SUPPLIED MATERIAL:
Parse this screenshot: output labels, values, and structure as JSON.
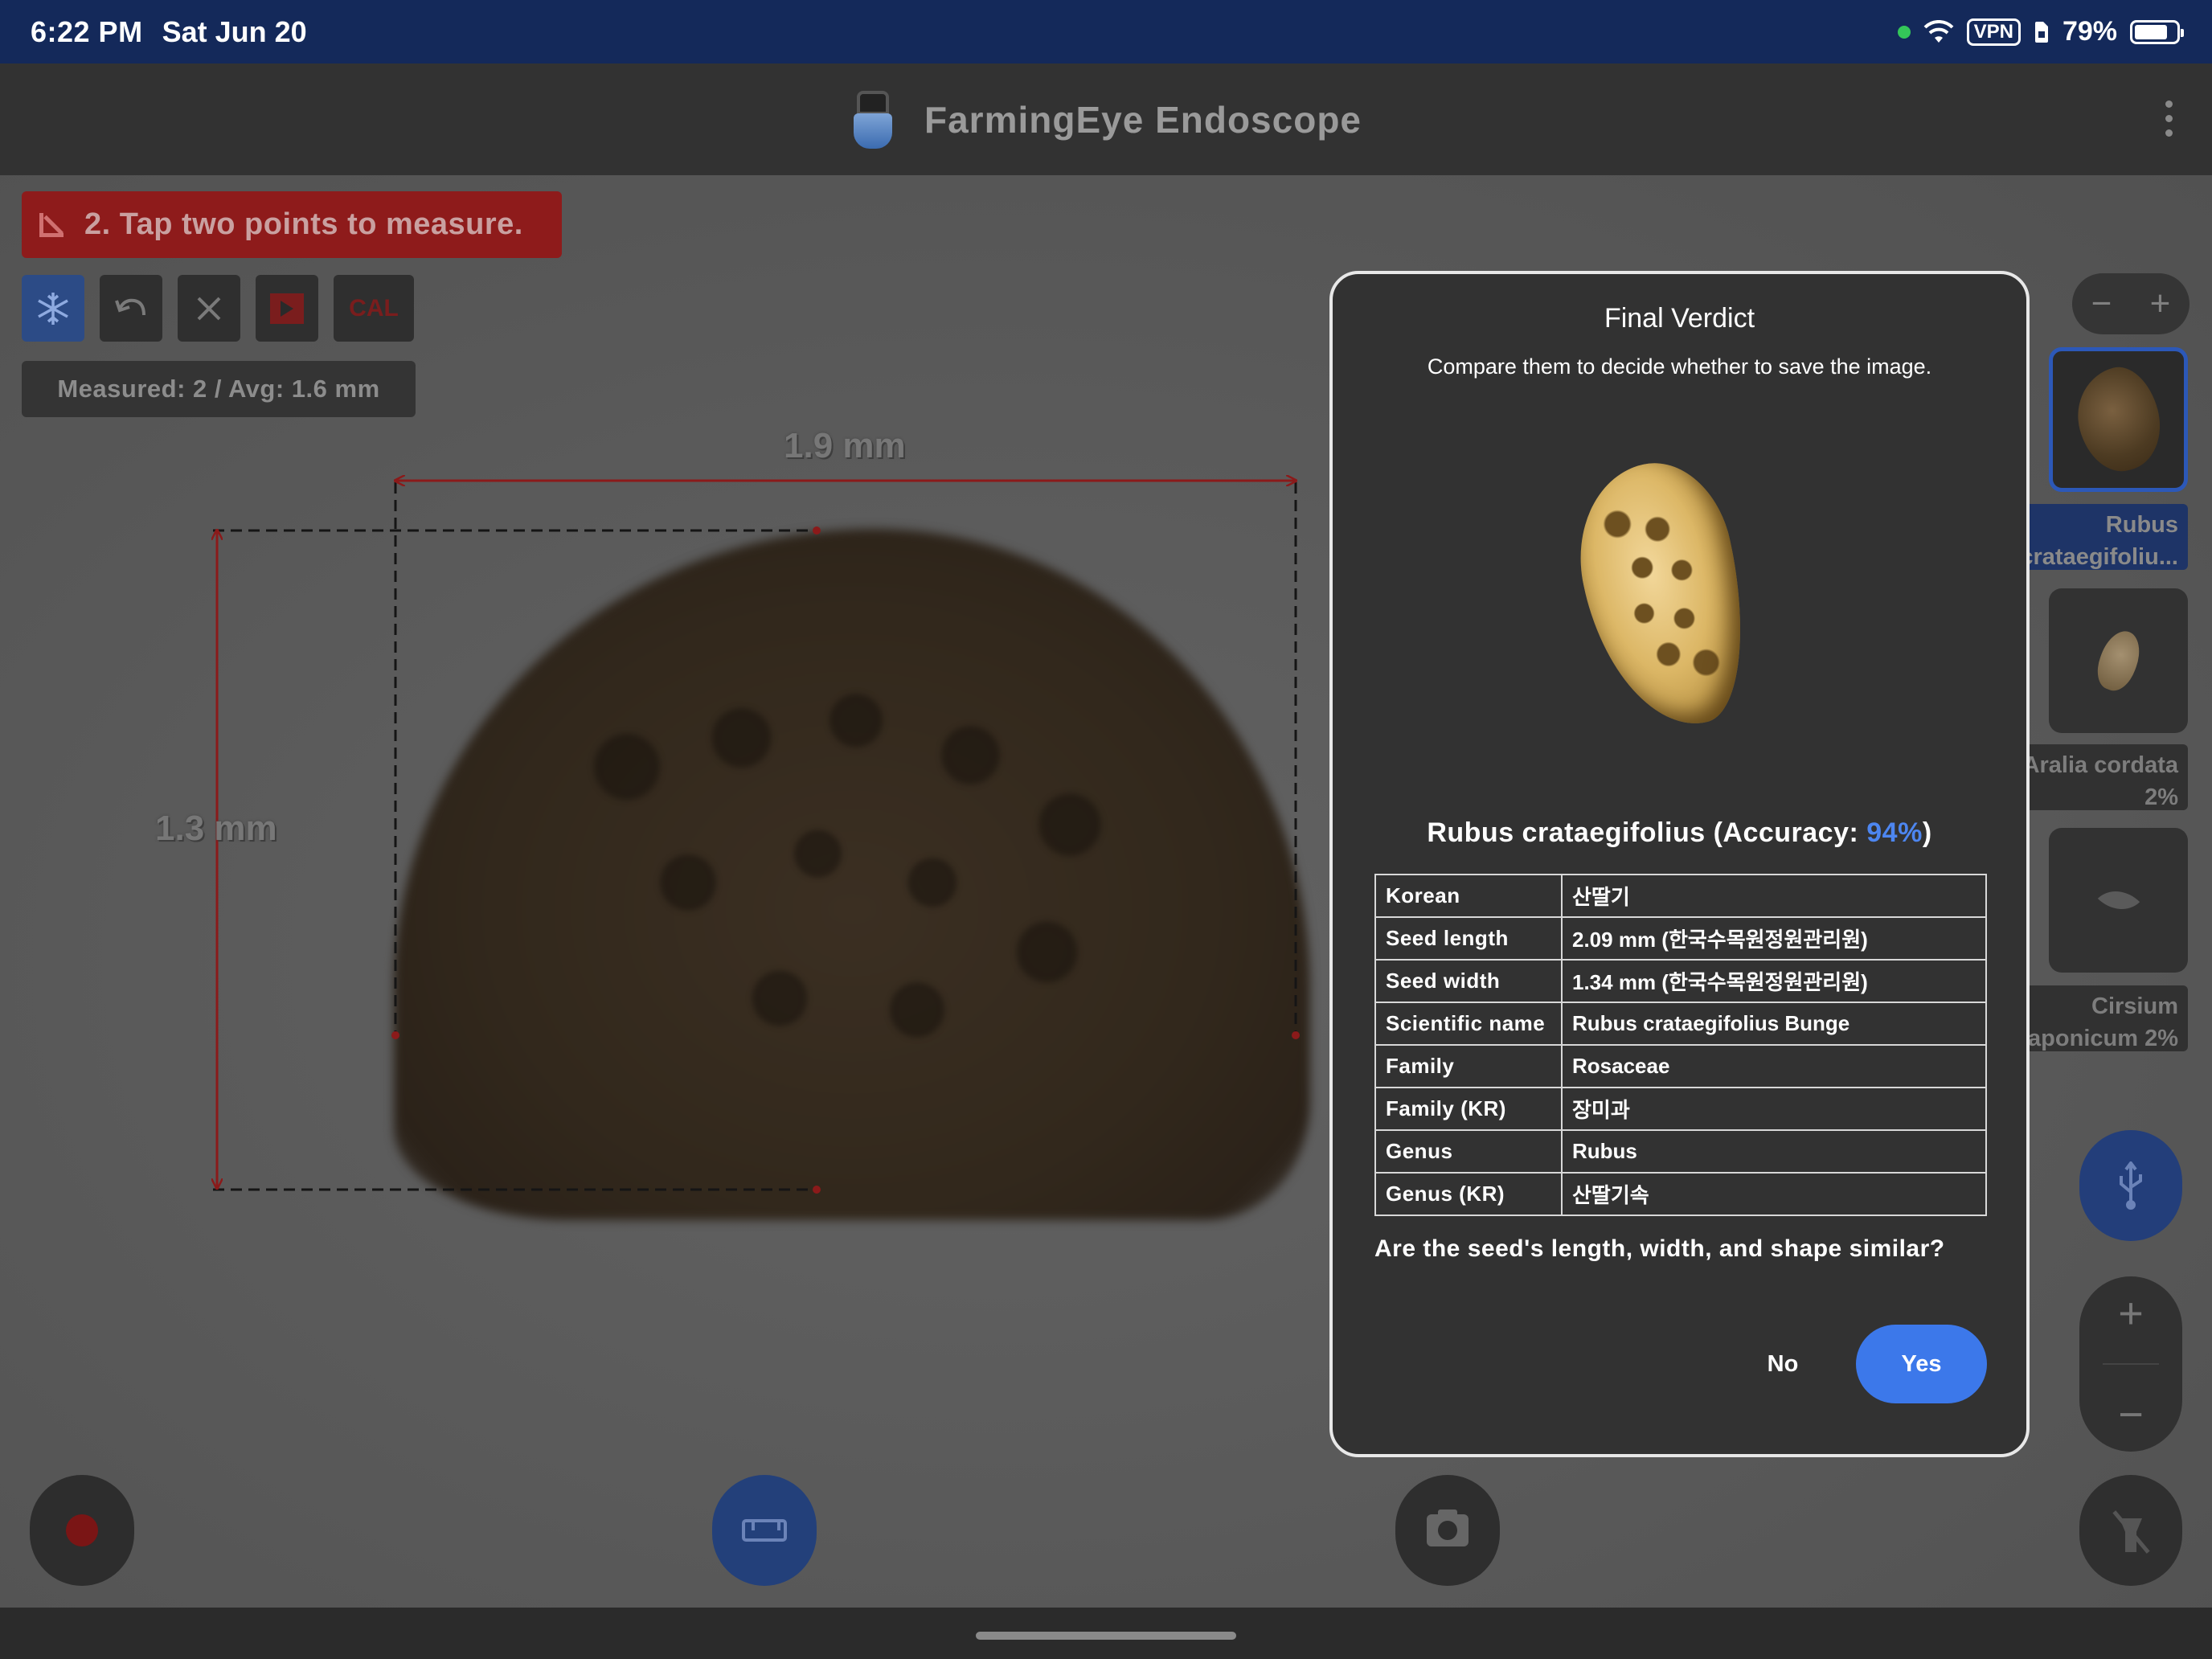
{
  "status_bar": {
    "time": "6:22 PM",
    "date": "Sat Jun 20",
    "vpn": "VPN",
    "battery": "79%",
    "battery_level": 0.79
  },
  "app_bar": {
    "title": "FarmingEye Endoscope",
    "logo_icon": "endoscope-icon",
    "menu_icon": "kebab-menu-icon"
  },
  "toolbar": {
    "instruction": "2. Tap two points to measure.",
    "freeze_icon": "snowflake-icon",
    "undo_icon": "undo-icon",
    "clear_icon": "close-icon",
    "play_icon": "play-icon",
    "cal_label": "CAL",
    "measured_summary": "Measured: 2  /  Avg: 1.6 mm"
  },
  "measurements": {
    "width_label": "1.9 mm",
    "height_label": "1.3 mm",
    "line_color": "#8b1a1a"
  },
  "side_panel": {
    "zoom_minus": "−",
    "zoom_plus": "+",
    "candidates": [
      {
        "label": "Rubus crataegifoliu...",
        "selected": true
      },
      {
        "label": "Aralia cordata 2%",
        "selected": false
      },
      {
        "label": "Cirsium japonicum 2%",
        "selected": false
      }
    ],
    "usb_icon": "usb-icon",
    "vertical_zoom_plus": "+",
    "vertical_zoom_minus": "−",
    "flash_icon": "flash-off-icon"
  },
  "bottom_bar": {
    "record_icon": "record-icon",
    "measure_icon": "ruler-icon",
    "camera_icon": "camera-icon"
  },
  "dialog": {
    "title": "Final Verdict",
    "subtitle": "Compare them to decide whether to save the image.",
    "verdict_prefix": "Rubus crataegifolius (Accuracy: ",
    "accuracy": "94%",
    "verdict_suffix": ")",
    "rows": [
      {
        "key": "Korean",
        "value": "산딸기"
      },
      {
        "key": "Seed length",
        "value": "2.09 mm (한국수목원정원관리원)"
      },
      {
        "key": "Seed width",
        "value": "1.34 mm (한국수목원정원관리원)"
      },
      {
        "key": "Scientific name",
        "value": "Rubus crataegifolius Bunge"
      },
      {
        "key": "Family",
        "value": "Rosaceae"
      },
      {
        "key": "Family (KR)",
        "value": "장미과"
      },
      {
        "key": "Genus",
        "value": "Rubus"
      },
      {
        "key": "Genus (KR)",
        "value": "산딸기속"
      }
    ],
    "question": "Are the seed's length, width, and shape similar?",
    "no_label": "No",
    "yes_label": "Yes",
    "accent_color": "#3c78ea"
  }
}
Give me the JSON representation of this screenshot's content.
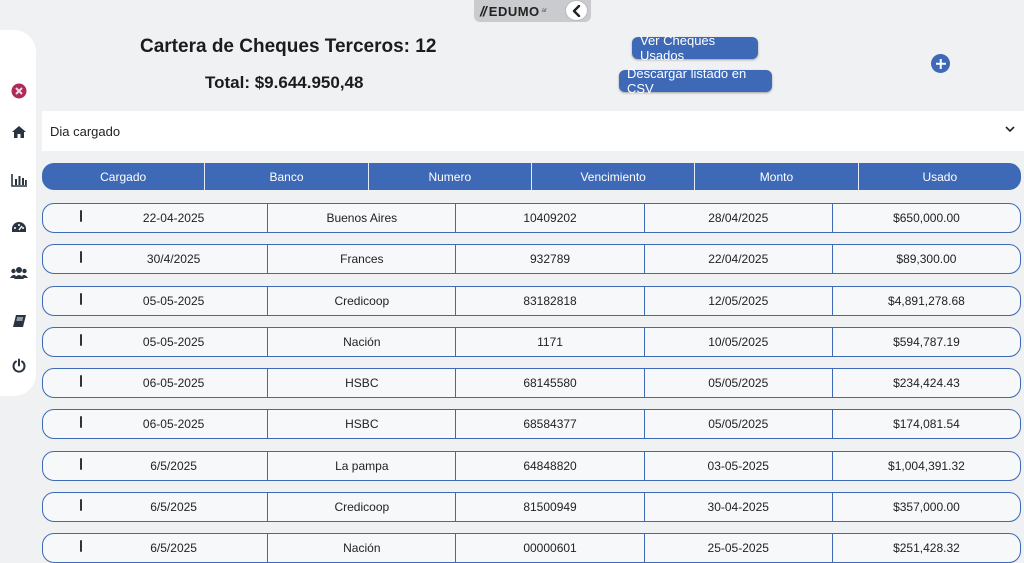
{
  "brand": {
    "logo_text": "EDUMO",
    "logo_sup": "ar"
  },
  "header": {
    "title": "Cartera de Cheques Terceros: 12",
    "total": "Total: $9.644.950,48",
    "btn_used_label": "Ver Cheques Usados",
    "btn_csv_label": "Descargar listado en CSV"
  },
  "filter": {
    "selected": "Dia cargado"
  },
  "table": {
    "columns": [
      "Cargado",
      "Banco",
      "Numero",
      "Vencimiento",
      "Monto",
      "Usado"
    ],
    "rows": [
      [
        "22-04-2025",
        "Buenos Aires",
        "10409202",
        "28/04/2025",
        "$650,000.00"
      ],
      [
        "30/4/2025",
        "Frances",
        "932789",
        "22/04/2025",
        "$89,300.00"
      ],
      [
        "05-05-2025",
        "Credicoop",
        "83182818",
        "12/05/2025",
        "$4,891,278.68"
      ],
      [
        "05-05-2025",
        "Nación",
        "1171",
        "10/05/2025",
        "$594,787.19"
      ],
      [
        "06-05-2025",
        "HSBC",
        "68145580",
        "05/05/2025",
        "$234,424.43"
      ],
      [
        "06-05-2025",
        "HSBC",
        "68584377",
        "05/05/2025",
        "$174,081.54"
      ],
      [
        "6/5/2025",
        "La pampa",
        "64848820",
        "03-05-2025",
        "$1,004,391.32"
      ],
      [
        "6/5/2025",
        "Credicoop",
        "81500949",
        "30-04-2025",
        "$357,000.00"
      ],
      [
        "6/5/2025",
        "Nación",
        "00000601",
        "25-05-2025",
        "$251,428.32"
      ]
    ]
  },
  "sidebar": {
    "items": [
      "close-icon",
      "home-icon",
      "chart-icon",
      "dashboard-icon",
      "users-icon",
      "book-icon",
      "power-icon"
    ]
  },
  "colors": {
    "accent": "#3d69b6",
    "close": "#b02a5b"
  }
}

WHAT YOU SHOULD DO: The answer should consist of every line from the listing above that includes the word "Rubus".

RESPONSE FOR THIS EXERCISE:
        "label": "Rubus crataegifoliu...",
    "verdict_prefix": "Rubus crataegifolius (Accuracy: ",
        "value": "Rubus crataegifolius Bunge"
        "value": "Rubus"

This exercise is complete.